There's no dearth of rude humor on screens right now, but Death at a Funeral stands apart because its characters - mostly reserved upper-middle-class British folk who have gathered to bury a patriarch - are determined to keep a stiff upper lip no matter what. That's no small feat when one of the mourners has ingested a psychedelic drug and another is secretly holding a would-be blackmailer hostage in a room mere meters from where the body lies in state.

Death is the latest feature from the Muppeteer-turned-farceur Frank Oz. Although his directorial track record is spotty (he made the near-classics Dirty Rotten Scoundrels and Bowfinger, as well as the tedious remake of The Stepford Wives), he has a knack for peppering safe commercial projects with ecstatically deranged situations.

There's nothing in Death that tops the craziest sight gag in Bowfinger: a dog in pumps ambling through a parking garage. But Dean Craig's screenplay offers at least six moments that come close, and it's hard to describe them without ruining their impact. Suffice it to say Oz stages them with such wicked glee that they eclipse the movie's problematic aspects (more about those in a moment) and its reflexive, mostly regrettable attempts to add "heart," an organ that should be banned from farce unless the director intends to jam a steak knife through it.

Heart is represented by the movie's hero, Daniel (Matthew Macfadyen of Pride and Prejudice), a super-responsible sad sack who arranged his father's funeral. Daniel is a would-be writer who has promised his wife (Keeley Hawes) that they'll move out of mom's house one day. He's terrified of delivering a eulogy in the presence of his brother, Robert (Rupert Graves), a pampered hotshot novelist who has flown in first class from New York yet pleads poverty when asked to cover his half of the funeral expenses. Daniel must also juggle the emotional demands of myopic, squabbling guests and the anxiety of an overscheduled reverend (Thomas Wheatley) whose timetable is thrown out of whack when the deceased's body - well, I won't spoil that gag, because it's one of the six.

There's no doubt that Daniel will steel himself, restore gravity to the event and deliver a stirring valediction.

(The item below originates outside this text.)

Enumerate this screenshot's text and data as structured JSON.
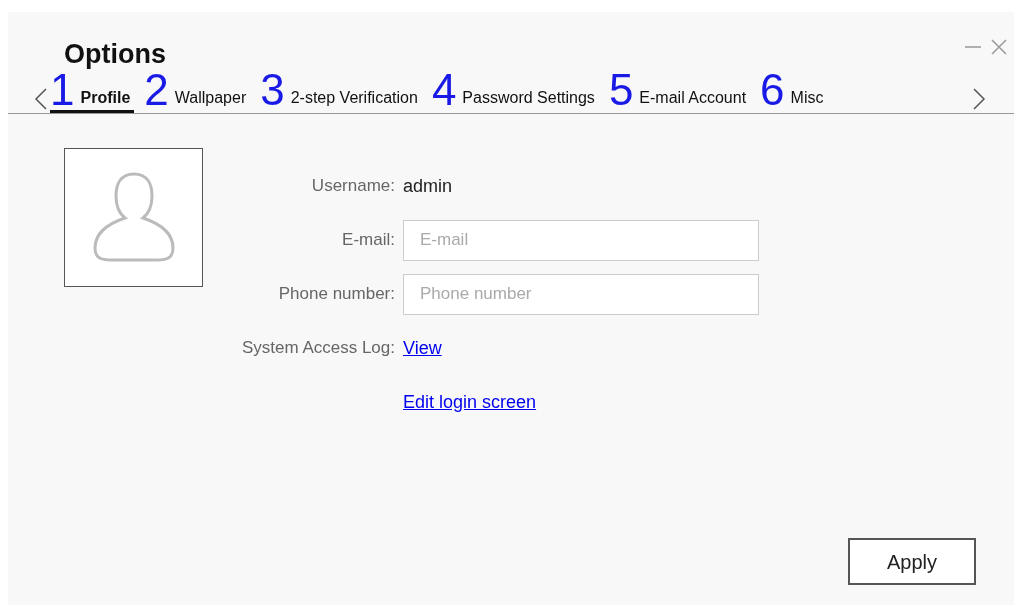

But Oz and Craig don't go easy on him. The strait-laced Simon (Alan Tudyk) is frightened to be in the same room as his potential father-in-law (Peter Egan), so his fiancee, Daniel's cousin Martha (Daisy Donovan), filches him a Valium belonging to her brother, Troy (Kris Marshall). Unfortunately for Simon, Troy is a freelance drug chemist, and that Valium is actually an illegal experimental hallucinogen; over the course of the film, Simon (played with phenomenal focus by Tudyk) goes from stoner bliss to cokehead paranoia to clothes-rending madness and eventually ends up - oops, sorry; that's another one of the six.

The cast of characters also includes the dead man's widow (Jane Asher), whose seemingly vast reserves of patience slowly evaporate; a family acquaintance named Justin (Ewen Bremner), who tagged along hoping to steal Martha's heart; and Daniel's best friend, Howard (the scene-stealing fussbudget Andy Nyman), a germophobe assigned to accompany Daniel's cantankerous, wheelchair-using Uncle Alfie (Peter Vaughan), who is therefore guaranteed to wind up on the receiving end of the nastiest of Oz's six sensational gags.

The most striking guest is a mysterious dwarf named Peter (Peter Dinklage) who shows up uninvited, reveals a secret, demands a share of the family fortune and spends much of the film hog-tied and abused. Peter's short stature and homosexuality are presented as an obvious (albeit comic) source of menace, and the script - which goes out of its way to make every other character at least fitfully endearing - never treats him as anything but a ridiculous inconvenience.

Farces aren't supposed to be polite, but Peter's treatment feels singularly cheap. It takes an infamous, sardonic Randy Newman lyric at face value: "Don't want no short people 'round here."